Cave to Canvas: “The Plump Man”

Camille Denmark, Reporter

Hello, welcome to Cave to Canvas! This blog with go follows the process I go through to start an art piece, such as planning, drafting, reference selection; along with techniques such as color theory and planar analysis.

Step one: Motivation & Inspiration
  Waking up and deciding to create is the first step to creating any piece. Personally, I have a huge white wall that I pin my drawings into and noticed that my art seemed to be suffering from “same-face syndrome.” And lacked some diversity in terms of face shape. Drawing me to seek out references that were contrasting from my home gallery. In terms of your own personal inspiration, it can leak out of anywhere, usually, I will usually go to places to observe people but due to covid-19 guidelines that method is not sustainable. So, during this time you should turn to the internet, it’s full of different many different people from around the world, movie scenes, music, and is the citadel for inspiration in these trying times.

Step two: Reference & Medium Selection
Pinterest is my personal favorite for references as they compile photos from many different websites into one manageable site. I already have an entire folder dedicated to many. Other than finding a reference it’s important to know what makes a good reference, which I have narrowed down to a simple checklist.
-It’s not over or underexposed
-It has a good balance between bounce light and direct light
-It’s not blurry
-No filters or lens distortion (depending on the realism of the piece)
– “I am excited to draw this”
As for medium selection, I was worn out and wanted something with little clean-up, so I just chose to do it in graphite.

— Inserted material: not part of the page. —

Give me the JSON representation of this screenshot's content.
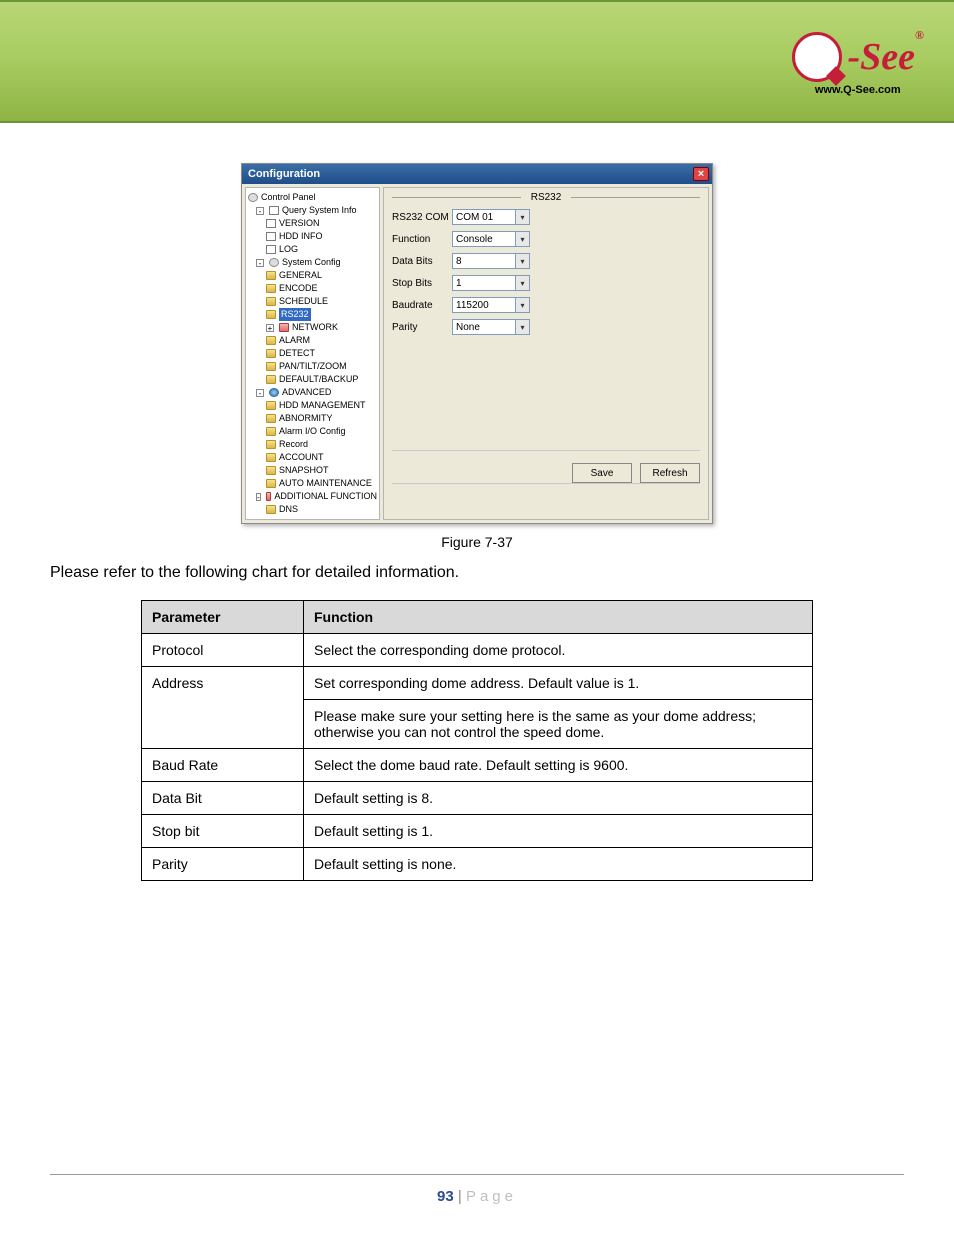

Step 3: Planning
Composition skills are very important because it makes the piece easy to follow with the eyes. If you learn the guidelines of art, you can break them according to what you’re creating. Such as caricatures that distort human anatomy in order to create a cartoonish style. Things such as the rule of thirds and the rule of odds also help keep the subject matter in alignment and easy to follow. Since this piece is a simple graphite drawing with no background there aren’t as many rules to follow as opposed to if a was painting a whole background. I did draw over a printed version of the reference to chart out the planes of the face which will help give the final product more depth and make it look 3d.